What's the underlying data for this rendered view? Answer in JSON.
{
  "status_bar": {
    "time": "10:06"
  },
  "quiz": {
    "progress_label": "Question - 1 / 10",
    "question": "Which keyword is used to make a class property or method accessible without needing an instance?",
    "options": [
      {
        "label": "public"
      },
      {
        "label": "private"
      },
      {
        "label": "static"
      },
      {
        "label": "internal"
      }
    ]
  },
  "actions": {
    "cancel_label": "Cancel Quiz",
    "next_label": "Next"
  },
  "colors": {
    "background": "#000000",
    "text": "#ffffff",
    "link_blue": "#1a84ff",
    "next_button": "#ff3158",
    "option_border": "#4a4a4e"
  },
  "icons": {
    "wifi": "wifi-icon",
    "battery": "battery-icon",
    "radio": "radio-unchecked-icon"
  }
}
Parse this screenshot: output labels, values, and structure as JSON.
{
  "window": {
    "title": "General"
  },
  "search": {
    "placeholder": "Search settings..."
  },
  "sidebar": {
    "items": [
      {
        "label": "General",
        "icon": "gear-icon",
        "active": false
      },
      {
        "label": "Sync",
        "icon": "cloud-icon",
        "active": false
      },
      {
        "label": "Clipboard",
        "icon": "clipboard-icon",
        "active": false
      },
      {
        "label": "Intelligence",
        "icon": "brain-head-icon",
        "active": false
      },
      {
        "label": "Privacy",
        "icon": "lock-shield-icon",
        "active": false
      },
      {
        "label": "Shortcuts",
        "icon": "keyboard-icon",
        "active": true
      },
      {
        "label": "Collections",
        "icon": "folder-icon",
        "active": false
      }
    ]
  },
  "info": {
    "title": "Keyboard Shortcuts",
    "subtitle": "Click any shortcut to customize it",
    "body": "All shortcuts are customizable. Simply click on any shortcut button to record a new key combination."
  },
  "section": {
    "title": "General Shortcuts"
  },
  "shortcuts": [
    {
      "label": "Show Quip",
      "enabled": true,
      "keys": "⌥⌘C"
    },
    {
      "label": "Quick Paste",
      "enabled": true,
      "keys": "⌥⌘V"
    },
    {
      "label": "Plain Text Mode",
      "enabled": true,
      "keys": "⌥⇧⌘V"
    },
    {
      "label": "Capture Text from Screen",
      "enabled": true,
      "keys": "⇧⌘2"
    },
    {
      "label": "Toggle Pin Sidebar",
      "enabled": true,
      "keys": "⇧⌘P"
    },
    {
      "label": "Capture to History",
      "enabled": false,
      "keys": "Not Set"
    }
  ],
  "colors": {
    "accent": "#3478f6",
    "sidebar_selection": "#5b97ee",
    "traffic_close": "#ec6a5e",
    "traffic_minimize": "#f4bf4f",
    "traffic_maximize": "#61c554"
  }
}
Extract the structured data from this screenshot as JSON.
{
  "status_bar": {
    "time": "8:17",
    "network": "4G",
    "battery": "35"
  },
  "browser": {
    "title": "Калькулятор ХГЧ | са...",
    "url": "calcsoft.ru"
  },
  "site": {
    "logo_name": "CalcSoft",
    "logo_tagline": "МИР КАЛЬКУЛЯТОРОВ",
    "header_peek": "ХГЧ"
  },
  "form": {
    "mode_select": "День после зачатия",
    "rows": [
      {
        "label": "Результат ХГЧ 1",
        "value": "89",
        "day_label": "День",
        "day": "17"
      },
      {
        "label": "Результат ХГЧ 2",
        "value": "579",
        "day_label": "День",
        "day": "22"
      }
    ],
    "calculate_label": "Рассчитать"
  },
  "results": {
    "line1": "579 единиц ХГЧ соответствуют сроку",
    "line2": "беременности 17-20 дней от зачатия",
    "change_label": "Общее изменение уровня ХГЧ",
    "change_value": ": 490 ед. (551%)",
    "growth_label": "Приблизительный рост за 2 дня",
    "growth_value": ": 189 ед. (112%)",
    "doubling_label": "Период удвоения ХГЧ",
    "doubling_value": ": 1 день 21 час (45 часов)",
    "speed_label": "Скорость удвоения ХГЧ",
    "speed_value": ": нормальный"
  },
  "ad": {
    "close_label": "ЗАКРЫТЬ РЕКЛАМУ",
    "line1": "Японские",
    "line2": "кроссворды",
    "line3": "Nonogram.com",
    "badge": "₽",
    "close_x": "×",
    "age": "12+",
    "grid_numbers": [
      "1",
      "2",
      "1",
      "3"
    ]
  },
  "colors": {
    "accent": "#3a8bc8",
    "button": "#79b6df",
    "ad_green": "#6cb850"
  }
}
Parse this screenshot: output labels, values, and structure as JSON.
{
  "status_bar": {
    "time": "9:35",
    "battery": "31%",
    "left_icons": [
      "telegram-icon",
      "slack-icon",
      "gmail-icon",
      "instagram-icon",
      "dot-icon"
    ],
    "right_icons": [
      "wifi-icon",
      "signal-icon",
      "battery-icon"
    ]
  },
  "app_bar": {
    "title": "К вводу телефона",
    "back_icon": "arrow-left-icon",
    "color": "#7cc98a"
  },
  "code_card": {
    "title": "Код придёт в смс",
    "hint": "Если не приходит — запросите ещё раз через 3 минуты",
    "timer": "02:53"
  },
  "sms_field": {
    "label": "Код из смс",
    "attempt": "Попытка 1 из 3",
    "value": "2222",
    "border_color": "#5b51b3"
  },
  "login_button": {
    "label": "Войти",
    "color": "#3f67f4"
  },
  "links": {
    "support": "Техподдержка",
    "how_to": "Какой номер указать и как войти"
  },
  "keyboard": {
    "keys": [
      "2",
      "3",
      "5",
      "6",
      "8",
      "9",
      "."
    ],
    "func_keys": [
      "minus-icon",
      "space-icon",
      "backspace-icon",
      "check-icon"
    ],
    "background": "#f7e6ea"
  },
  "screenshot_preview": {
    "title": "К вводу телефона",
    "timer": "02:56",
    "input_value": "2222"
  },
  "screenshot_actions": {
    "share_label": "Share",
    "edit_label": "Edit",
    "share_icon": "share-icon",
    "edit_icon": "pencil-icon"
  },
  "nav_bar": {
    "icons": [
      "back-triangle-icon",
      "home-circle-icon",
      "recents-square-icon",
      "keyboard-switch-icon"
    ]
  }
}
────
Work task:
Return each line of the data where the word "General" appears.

Reply:
    "title": "General"
        "label": "General",
    "title": "General Shortcuts"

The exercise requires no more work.